Go over the entries and report the lines where the word "name" occurs.

################

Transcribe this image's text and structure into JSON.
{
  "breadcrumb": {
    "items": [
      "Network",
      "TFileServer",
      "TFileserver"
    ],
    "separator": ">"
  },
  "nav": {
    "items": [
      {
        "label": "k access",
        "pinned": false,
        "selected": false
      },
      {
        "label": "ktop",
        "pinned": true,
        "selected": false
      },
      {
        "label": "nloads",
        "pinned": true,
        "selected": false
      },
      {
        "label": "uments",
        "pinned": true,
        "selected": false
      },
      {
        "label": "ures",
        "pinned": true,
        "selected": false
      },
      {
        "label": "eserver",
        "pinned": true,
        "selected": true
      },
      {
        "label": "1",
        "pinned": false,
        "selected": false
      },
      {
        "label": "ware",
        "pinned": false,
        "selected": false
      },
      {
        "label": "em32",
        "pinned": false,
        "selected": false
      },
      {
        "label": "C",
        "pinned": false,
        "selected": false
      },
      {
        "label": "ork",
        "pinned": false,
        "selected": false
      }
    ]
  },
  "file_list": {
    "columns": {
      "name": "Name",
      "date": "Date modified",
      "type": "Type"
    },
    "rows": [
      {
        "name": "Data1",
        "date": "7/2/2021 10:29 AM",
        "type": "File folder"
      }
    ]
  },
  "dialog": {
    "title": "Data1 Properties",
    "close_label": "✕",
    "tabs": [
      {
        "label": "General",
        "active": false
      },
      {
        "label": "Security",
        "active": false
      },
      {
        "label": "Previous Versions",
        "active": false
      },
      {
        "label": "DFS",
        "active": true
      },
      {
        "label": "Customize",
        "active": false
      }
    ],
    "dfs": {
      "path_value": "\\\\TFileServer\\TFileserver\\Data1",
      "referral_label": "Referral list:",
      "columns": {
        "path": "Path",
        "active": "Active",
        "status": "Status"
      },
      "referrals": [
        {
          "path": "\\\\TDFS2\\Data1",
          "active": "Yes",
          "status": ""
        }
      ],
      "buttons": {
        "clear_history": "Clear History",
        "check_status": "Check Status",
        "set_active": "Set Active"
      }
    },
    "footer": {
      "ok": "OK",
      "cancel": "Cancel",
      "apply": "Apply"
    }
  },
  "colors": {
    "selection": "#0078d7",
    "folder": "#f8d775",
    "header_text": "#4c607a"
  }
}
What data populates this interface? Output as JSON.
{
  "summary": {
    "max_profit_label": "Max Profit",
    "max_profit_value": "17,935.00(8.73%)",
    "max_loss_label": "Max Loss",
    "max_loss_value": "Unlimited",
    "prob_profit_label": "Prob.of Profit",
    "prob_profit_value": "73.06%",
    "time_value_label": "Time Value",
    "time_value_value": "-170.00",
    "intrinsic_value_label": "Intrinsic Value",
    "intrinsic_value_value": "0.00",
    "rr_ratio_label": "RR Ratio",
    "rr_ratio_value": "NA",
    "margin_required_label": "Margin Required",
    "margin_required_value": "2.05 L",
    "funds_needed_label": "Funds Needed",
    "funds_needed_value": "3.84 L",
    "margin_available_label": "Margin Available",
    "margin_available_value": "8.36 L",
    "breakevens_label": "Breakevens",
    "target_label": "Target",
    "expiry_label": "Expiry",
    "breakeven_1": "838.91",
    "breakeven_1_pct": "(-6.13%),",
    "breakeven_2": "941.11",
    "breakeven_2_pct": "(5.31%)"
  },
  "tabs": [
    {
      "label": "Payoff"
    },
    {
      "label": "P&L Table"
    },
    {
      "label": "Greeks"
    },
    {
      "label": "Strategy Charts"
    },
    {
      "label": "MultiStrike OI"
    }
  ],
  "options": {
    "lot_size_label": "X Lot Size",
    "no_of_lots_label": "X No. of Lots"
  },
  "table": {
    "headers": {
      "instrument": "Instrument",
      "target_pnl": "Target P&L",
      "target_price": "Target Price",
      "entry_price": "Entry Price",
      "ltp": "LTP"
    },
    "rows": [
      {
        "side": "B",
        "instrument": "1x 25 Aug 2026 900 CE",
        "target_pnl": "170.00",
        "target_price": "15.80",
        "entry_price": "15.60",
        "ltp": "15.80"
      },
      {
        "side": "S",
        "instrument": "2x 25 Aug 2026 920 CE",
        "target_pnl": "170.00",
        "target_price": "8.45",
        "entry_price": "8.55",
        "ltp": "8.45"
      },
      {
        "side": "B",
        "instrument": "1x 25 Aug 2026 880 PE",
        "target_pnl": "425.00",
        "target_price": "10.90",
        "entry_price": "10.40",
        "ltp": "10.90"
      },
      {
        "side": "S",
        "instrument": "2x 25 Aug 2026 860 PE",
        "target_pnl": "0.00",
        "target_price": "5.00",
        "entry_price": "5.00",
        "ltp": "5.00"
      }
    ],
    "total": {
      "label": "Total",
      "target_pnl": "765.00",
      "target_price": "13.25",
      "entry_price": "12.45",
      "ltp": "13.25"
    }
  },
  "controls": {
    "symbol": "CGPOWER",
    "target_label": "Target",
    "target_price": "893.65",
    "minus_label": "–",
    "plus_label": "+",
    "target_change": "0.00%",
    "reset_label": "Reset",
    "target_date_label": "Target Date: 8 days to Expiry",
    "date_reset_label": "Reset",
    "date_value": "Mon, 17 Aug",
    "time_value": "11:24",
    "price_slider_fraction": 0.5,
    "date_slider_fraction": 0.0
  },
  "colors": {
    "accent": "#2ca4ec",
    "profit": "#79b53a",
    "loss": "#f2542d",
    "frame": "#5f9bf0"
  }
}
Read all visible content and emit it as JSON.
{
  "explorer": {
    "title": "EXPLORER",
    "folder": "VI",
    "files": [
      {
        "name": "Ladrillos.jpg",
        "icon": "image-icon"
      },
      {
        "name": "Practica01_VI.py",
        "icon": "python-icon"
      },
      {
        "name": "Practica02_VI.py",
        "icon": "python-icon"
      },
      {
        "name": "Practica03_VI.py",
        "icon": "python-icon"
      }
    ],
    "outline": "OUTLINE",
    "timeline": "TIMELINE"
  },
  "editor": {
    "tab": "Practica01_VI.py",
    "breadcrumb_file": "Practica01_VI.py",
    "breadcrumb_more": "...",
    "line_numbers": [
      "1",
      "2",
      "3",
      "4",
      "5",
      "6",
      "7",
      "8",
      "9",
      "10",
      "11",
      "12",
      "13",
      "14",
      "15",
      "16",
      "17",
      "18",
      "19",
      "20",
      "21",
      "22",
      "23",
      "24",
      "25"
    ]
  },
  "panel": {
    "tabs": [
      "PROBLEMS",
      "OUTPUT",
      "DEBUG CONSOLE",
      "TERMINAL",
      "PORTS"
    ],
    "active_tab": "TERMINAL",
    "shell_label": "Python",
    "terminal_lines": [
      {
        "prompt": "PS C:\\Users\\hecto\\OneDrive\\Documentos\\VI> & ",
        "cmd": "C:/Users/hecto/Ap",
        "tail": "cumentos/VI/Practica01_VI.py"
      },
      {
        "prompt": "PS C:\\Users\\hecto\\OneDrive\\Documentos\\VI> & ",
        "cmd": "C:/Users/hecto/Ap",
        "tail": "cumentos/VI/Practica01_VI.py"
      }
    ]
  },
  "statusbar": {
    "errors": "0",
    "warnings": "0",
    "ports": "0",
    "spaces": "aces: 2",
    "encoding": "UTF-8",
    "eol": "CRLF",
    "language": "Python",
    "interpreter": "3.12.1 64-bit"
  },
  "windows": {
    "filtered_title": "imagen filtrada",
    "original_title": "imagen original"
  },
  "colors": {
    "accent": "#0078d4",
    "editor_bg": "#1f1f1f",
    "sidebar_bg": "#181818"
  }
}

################

Written answer
      "name": "Name",
        "name": "Data1",
        "name": "Ladrillos.jpg",
        "name": "Practica01_VI.py",
        "name": "Practica02_VI.py",
        "name": "Practica03_VI.py",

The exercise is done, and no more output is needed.